Opposition In Venezuela Calls For Another Round Of Elections Gubernatorial elections in Venezuela delivered a majority of seats to the ruling socialists, rocking the opposition and reigniting protests. The opposition cited irregularities in their 17-6 seat loss. Shortages of food and medicine coupled with massive inflation have fueled widespread anger.
NPR logo

Opposition In Venezuela Calls For Another Round Of Elections

  • Download
  • <iframe src="https://www.npr.org/player/embed/558160458/558160459" width="100%" height="290" frameborder="0" scrolling="no" title="NPR embedded audio player">
  • Transcript
Opposition In Venezuela Calls For Another Round Of Elections

Opposition In Venezuela Calls For Another Round Of Elections

Opposition In Venezuela Calls For Another Round Of Elections

  • Download
  • <iframe src="https://www.npr.org/player/embed/558160458/558160459" width="100%" height="290" frameborder="0" scrolling="no" title="NPR embedded audio player">
  • Transcript

Gubernatorial elections in Venezuela delivered a majority of seats to the ruling socialists, rocking the opposition and reigniting protests. The opposition cited irregularities in their 17-6 seat loss. Shortages of food and medicine coupled with massive inflation have fueled widespread anger.

KELLY MCEVERS, HOST:

Now to Venezuela where President Nicolas Maduro is very unpopular. And yet candidates loyal to him won in most of Sunday's gubernatorial elections. Now the opposition is crying foul and calling for another round of street protests. Reporter John Otis has more.

(SOUNDBITE OF ARCHIVED RECORDING)

UNIDENTIFIED WOMAN: (Speaking Spanish).

JOHN OTIS, BYLINE: The head of Venezuela's electoral council announced late Sunday that candidates for the ruling Socialist Party had won 17 of 23 state houses up for grabs. President Nicolas Maduro, who has led oil-rich Venezuela into its worst economic crisis in modern history, predicted that the outcome would bring tranquility after months of deadly anti-government protests.

(SOUNDBITE OF ARCHIVED RECORDING)

PRESIDENT NICOLAS MADURO: (Speaking Spanish).

OTIS: "Peace has triumphed," Maduro said at a victory rally. "The homeland has triumphed." But the results sharply contradicted polls predicting a major victory for the opposition. Instead, pro-government candidates won 54 percent of the votes cast.

DAVID SMILDE: Well, it certainly looks like a suspicious result.

OTIS: That's David Smilde, a Venezuela expert at Tulane University, speaking via Skype.

SMILDE: This is a government that for months has been polling between 20 and 25 percent. So it's hard to imagine how a government could end up getting 54 percent of the vote.

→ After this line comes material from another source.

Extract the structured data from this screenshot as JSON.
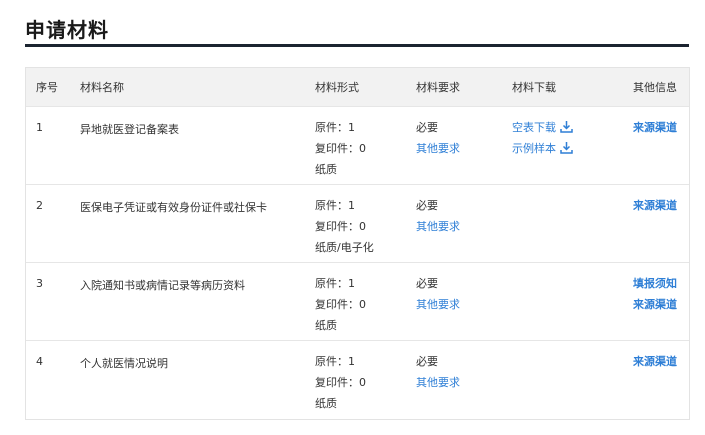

OTIS: The opposition decried what it called widespread irregularities in Sunday's vote. For example, at the last minute, the government relocated 200 polling stations, forcing hundreds of thousands of voters to take long taxi or bus rides in order to cast ballots. On Monday, opposition leaders said they would not recognize the results.

(SOUNDBITE OF ARCHIVED RECORDING)

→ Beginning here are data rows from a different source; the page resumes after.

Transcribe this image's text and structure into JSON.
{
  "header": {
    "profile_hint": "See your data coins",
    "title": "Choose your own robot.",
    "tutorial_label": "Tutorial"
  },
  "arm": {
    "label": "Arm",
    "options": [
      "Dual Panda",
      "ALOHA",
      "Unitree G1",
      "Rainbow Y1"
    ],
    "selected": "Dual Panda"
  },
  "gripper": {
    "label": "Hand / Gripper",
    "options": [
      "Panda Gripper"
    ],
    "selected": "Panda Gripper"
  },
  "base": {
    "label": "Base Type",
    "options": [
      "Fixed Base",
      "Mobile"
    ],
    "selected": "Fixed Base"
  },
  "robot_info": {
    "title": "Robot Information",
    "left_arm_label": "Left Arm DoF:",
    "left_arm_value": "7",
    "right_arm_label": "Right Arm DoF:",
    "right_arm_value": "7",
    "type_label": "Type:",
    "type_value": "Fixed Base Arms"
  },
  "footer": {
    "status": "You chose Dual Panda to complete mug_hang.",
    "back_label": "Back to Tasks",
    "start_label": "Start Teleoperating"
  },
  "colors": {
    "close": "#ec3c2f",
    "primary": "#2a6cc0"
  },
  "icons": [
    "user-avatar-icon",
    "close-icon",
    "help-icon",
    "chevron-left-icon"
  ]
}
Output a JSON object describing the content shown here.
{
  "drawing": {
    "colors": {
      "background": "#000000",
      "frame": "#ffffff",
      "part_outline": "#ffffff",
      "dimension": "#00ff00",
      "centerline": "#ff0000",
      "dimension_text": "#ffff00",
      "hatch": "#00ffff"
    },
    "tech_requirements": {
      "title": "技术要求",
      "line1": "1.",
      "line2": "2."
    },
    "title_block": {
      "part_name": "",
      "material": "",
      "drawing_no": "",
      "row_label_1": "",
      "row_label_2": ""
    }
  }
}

CARLOS OCARIZ: (Speaking Spanish).

OTIS: One of them, Carlos Ocariz, said that exit polls showed him easily winning in the race for the governorship of Miranda state on the outskirts of Caracas. The official results show him losing. He and other opposition leaders are calling for more protests. But so far, there has been little reaction, not even at Altamira Plaza, a gathering point for anti-government protests. Sitting in the plaza is architect Jose Vidal. He marched against the government but also voted on Sunday. Given the results, he now questions whether the ruling Socialists will ever leave power.

JOSE VIDAL: (Speaking Spanish).

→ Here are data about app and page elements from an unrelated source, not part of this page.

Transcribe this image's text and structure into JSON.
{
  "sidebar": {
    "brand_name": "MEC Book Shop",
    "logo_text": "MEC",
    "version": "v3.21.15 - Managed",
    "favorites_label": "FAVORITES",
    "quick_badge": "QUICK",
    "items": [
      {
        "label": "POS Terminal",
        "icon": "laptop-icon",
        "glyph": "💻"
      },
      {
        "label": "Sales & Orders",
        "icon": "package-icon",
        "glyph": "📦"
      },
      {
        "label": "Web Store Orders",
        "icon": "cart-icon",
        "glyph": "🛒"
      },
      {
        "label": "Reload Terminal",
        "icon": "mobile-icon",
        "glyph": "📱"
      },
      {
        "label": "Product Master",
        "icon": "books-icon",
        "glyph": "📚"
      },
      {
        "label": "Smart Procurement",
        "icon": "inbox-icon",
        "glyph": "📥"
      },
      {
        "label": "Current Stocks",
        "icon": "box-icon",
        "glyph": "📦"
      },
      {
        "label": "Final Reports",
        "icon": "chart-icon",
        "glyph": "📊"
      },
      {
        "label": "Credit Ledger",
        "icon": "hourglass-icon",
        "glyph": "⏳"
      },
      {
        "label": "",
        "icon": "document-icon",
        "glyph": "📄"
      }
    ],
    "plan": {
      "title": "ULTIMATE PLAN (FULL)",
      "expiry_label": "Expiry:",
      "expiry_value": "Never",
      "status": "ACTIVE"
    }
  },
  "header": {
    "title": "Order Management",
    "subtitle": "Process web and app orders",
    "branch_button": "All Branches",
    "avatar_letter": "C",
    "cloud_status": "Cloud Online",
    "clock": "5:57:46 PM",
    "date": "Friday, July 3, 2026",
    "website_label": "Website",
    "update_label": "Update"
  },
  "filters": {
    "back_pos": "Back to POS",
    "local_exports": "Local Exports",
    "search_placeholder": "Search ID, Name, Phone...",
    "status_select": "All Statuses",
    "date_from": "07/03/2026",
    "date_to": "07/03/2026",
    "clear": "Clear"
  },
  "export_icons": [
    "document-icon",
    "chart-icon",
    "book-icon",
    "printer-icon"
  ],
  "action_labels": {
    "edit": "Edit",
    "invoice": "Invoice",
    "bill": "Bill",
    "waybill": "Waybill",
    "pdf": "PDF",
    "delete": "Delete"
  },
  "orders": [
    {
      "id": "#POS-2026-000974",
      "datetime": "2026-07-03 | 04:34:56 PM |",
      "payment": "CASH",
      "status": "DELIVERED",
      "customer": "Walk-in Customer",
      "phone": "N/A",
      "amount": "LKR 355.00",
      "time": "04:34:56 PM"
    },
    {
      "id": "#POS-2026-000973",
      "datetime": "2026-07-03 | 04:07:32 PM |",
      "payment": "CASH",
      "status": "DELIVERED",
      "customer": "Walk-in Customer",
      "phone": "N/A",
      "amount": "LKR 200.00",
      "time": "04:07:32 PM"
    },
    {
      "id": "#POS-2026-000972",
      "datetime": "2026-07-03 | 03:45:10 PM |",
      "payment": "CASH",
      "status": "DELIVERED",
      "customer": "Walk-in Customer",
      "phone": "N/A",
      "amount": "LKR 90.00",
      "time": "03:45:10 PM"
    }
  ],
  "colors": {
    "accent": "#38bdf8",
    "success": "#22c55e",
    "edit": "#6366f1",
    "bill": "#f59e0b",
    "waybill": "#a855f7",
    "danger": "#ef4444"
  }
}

OTIS: Vidal says, "we now realize that we live in a dictatorship." For NPR News, I'm John Otis in Caracas.

(SOUNDBITE OF LITTLE PEOPLE'S "FAREWELL")

Copyright © 2017 NPR. All rights reserved. Visit our website terms of use and permissions pages at www.npr.org for further information.

NPR transcripts are created on a rush deadline by Verb8tm, Inc., an NPR contractor, and produced using a proprietary transcription process developed with NPR. This text may not be in its final form and may be updated or revised in the future. Accuracy and availability may vary. The authoritative record of NPR’s programming is the audio record.